But what I was thinking was, and I apologize in advance if I'm about to offend you...my generation is just never satisfied. We all think we need bigger houses, bigger tables, more stuff, better stuff...we think we need it all, and we need it now. I thought about going to Kansas, and being at Grandma's house. It was smaller than our last 2 houses, but bigger than this one. It was a very Kansas layout--very long, with one half the kitchen/living room/dining area and the other half being the three bedrooms and one bathroom. One bathroom, folks. But you know, I don't remember, even as an adult, thinking, we won't have enough room, or, what if 2 people need to go to the bathroom at the exact same moment? We never thought about it, and if she did, I'm not aware of it. It just WAS. Grandma's house was Grandma's house--there was always enough food to go around, and when it was time to eat we'd extend the table and gather as many chairs as we could find around the house (remember that, how the chairs were stashed in the bedrooms, just part of the landscape?). Nobody worried about bringing in another table or buying another table or would the fat...I mean, bigger people be able to fit around the table. If it was time to eat, we ate. Then afterward, some would go to the kitchen to clean, some would go rest or visit in the living room (which was the same room as the dining room) and some would stay at the table to visit or play cards or dominoes. It was always loud, and always fun. Kids played behind the couch with the red laundry basket of toys that had been passed down from kid to kid, or in the garage, or outside...it was Kansas, we could go outside without our parents in arms' reach.

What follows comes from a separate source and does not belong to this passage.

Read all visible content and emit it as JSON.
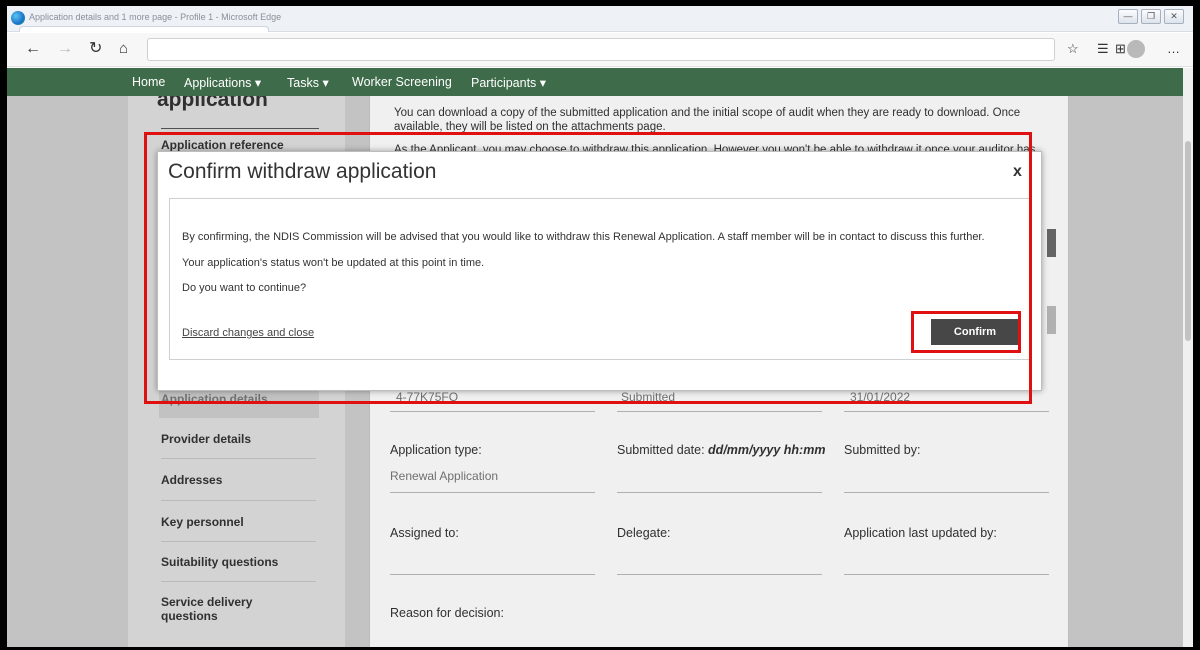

Anyway, the point is, nobody cared that it was the same dishes she'd always had, or the same table, or that the chairs got narrower as we got fat...I mean older. The whole point of Grandma's house was the time we spent together. Granted, the majority of that time revolved around food, but that's okay--like we said in the cookbook, it's that food that makes our family. I wish more people could remember (myself included) that it's not about the stuff, it's about people, and time well spent.
So, I still have to clean my filthy house and buy groceries and cook, and...take time to remember that nobody will notice if my ceiling fans have fuzz around the edges, or if there are a couple of places where we need to touch up paint. They will remember the day, the food (hey, it's just that good) and that we're blessed to have young and old at the table together as family. Funny how up until recently, we took just that for granted.